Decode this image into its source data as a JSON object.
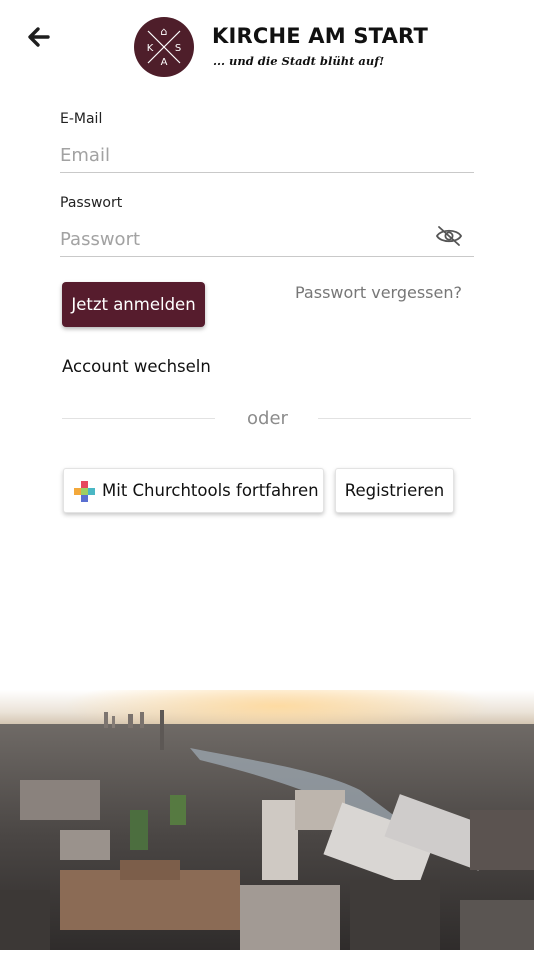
{
  "header": {
    "brand_title": "KIRCHE AM START",
    "brand_subtitle": "... und die Stadt blüht auf!",
    "logo_letters": {
      "top": "⌂",
      "left": "K",
      "right": "S",
      "bottom": "A"
    },
    "logo_color": "#4e1e2a"
  },
  "form": {
    "email_label": "E-Mail",
    "email_placeholder": "Email",
    "password_label": "Passwort",
    "password_placeholder": "Passwort",
    "login_button": "Jetzt anmelden",
    "forgot_password": "Passwort vergessen?",
    "switch_account": "Account wechseln"
  },
  "alt_login": {
    "divider_text": "oder",
    "churchtools_button": "Mit Churchtools fortfahren",
    "register_button": "Registrieren"
  },
  "icons": {
    "back": "arrow-left-icon",
    "visibility": "eye-off-icon",
    "churchtools": "churchtools-logo-icon"
  },
  "colors": {
    "primary": "#561c2d",
    "text": "#222222",
    "muted": "#8c8c8c",
    "input_border": "#c9c9c9"
  }
}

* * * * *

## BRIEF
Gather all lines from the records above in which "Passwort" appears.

## ANSWER FOR THIS EXERCISE
    "password_label": "Passwort",
    "password_placeholder": "Passwort",
    "forgot_password": "Passwort vergessen?",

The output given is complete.